### Work instructions
In your copy, leave out the pictures and repeat the entries below exactly.

(Records drawn from a dataset)
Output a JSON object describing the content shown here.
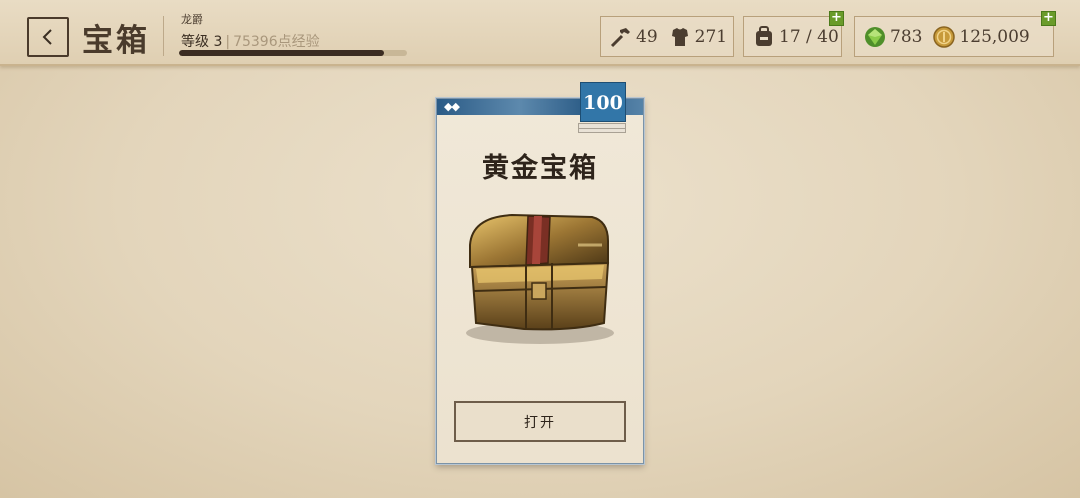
{
  "header": {
    "title": "宝箱",
    "player_name": "龙爵",
    "level_label": "等级 3",
    "level_sep": "|",
    "xp_label": "75396点经验",
    "xp_progress": 0.9
  },
  "resources": {
    "crafting": "49",
    "armor": "271",
    "inventory": "17 / 40",
    "gems": "783",
    "gold": "125,009",
    "plus": "+"
  },
  "card": {
    "gems_mark": "◆◆",
    "count": "100",
    "title": "黄金宝箱",
    "open_label": "打开"
  },
  "colors": {
    "band": "#3e6d95",
    "badge": "#3276a8",
    "plus": "#6a9b2a"
  }
}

### Reply
Output a JSON object describing the content shown here.
{
  "header": {
    "title": "宝箱",
    "player_name": "龙爵",
    "level_label": "等级 3",
    "level_sep": "|",
    "xp_label": "75396点经验",
    "xp_progress": 0.9
  },
  "resources": {
    "crafting": "49",
    "armor": "271",
    "inventory": "17 / 40",
    "gems": "783",
    "gold": "125,009",
    "plus": "+"
  },
  "card": {
    "gems_mark": "◆◆",
    "count": "100",
    "title": "黄金宝箱",
    "open_label": "打开"
  },
  "colors": {
    "band": "#3e6d95",
    "badge": "#3276a8",
    "plus": "#6a9b2a"
  }
}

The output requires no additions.